2015 Mustang Expansion Tank Project, Part 1: Stock Tank and 3D Modeling
Interested in picking up our aluminum coolant expansion tank? Check out more details on our product page linked below.
It's hard to match that feeling you get when purchasing a new car, especially the new S-550 Mustang. Picking up your friends for joy rides, melting the tires down the full length of your neighborhood, pulling into the driveway, popping the hood in complete ecstasy " wait " what is that? Is that the coolant expansion tank? Why is it so terrible looking?
This is pretty similar to what happened the day our shop 2015 EB arrived. The engine bay on both the 2.3L and 5.0L vehicles is quite nice, well organized, and clean. Unfortunately, right up front in plain sight sits quite an eyesore in the form of your coolant expansion tank. To improve aesthetics, we decided to tackle R&D to bring you guys a more appealing alternative to the stock tank.
Stock Expansion Tank Exterior
Before jumping into a design of our own, we needed to capture the dimensions and features of the stock unit to ensure that we include these in our component.
This tank features three coolant ports; two are on the top and one is on the base of the tank.
Despite the primary portion of this tank being constructed from plastic, these ports feature a metal internal sleeve to prevent failure. If you've ever removed hoses from an old radiator or expansion tank, you will understand how brittle this plastic can become.
The last remaining external features to consider are the cap threads and fill neck, which are shown below.
Stock Expansion Tank Internal Construction
Although it is only slightly noticeable from the shape of the exterior, the internal portion of this expansion tank features a ton of baffling. To get a better look, we sliced the expansion tank in half and had a look inside.

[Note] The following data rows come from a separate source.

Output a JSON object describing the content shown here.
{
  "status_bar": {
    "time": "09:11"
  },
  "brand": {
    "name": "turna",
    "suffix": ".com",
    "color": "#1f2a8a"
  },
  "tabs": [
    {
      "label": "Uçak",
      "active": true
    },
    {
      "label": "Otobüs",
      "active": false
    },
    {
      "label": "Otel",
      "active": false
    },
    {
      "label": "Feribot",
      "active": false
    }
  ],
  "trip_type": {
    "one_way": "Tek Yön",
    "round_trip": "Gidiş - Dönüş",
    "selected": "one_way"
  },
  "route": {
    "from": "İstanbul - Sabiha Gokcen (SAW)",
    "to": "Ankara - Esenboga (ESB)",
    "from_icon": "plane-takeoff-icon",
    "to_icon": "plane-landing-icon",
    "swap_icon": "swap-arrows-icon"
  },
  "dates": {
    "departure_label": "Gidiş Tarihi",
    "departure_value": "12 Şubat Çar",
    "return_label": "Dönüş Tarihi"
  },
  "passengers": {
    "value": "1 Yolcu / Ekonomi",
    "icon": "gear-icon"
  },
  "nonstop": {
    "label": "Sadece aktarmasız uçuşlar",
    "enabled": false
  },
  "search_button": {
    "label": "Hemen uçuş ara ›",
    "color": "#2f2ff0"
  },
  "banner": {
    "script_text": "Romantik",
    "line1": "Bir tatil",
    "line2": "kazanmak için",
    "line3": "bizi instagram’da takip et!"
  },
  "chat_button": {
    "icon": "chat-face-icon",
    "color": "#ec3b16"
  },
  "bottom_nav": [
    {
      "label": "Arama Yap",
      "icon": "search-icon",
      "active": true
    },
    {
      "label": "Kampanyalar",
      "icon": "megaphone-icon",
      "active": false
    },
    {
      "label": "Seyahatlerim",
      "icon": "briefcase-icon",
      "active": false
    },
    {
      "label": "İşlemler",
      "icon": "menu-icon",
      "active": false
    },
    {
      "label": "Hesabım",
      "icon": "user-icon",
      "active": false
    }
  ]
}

Each half is shown individually below.
What's with all the chambers? The chambers in the tank are in place to prevent any sloshing of coolant during hard cornering. One of the ports requires submersion in coolant to function properly, and if coolant were to end up below the port location, air would enter the system. As you may know, air within the cooling system can cause serious issues. An air pocket will restrict or block coolant flow which can cause massive temperature fluctuations and overheating. If an air pocket exists, it must be purged from the system to avoid continual overheating concerns. If the port in question were to become exposed to air during hard cornering, the possibility of air pockets entering your coolant system is quite high. This is not something you want to occur at a weekend autocross or track day.
These baffles are just as important as every other feature on this expansion tank.
We wanted to see firsthand what impact this baffling would have on coolant movement. We set up a quick testing rig, shown below, to perform our science experiment. We wanted to evaluate the performance of the baffles during simulated driving conditions to determine the need for these in our expansion tank design. We put together this testing rig to show how coolant would react within the baffled tank as well as an empty container without baffling.
We then strapped on our new Go-Pro camera and produced conditions similar to a ride on rough terrain and with aggressive cornering (such as at an autocross). Check out the video!
As you see from these photos/videos, the OE expansion tank isn't just a plastic jug designed to hold coolant, it is a highly engineered piece which needs a well thought out solution to not only improve under hood aesthetics, but also keep your factory cooling system functioning properly.
With this testing in the books, and in the minds of our engineering team, we set to work on a 3D model for our expansion tank design.
With the results from our test, we have determine the need for an internal baffle that emulates the stock tank. This will ensure that performance is identical in all situations.
We are well on our way to create an appealing and robust aluminum expansion tank. Check back next time for a look at our first prototype unit